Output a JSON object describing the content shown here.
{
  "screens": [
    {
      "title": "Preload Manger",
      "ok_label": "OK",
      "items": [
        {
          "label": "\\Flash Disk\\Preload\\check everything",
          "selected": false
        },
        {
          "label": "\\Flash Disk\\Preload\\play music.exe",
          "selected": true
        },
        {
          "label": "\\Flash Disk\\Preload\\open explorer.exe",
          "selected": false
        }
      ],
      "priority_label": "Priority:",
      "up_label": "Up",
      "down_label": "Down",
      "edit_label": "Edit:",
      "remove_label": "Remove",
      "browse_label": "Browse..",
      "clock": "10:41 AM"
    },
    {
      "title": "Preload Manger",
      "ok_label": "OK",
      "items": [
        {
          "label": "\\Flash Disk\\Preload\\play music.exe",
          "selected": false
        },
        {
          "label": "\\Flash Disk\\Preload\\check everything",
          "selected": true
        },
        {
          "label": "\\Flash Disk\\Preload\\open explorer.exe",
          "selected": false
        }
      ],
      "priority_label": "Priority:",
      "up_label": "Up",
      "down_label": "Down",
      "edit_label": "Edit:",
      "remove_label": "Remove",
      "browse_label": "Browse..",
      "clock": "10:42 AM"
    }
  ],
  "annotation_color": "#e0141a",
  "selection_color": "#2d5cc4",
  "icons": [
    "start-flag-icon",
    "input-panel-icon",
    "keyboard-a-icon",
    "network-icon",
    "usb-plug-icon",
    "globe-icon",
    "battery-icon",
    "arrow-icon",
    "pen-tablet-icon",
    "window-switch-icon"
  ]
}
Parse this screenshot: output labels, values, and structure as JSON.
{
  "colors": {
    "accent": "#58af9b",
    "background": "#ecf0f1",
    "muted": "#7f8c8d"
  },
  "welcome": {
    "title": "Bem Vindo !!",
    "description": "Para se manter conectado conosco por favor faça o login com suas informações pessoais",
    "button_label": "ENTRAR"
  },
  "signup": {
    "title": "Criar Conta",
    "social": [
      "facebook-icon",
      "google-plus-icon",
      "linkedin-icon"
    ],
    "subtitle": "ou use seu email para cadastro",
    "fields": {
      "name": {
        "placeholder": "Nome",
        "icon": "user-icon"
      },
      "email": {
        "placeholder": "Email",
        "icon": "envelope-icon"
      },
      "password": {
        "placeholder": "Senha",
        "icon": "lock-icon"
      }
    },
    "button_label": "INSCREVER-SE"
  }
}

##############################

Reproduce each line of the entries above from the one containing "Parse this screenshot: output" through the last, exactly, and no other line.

Parse this screenshot: output labels, values, and structure as JSON.
{
  "colors": {
    "accent": "#58af9b",
    "background": "#ecf0f1",
    "muted": "#7f8c8d"
  },
  "welcome": {
    "title": "Bem Vindo !!",
    "description": "Para se manter conectado conosco por favor faça o login com suas informações pessoais",
    "button_label": "ENTRAR"
  },
  "signup": {
    "title": "Criar Conta",
    "social": [
      "facebook-icon",
      "google-plus-icon",
      "linkedin-icon"
    ],
    "subtitle": "ou use seu email para cadastro",
    "fields": {
      "name": {
        "placeholder": "Nome",
        "icon": "user-icon"
      },
      "email": {
        "placeholder": "Email",
        "icon": "envelope-icon"
      },
      "password": {
        "placeholder": "Senha",
        "icon": "lock-icon"
      }
    },
    "button_label": "INSCREVER-SE"
  }
}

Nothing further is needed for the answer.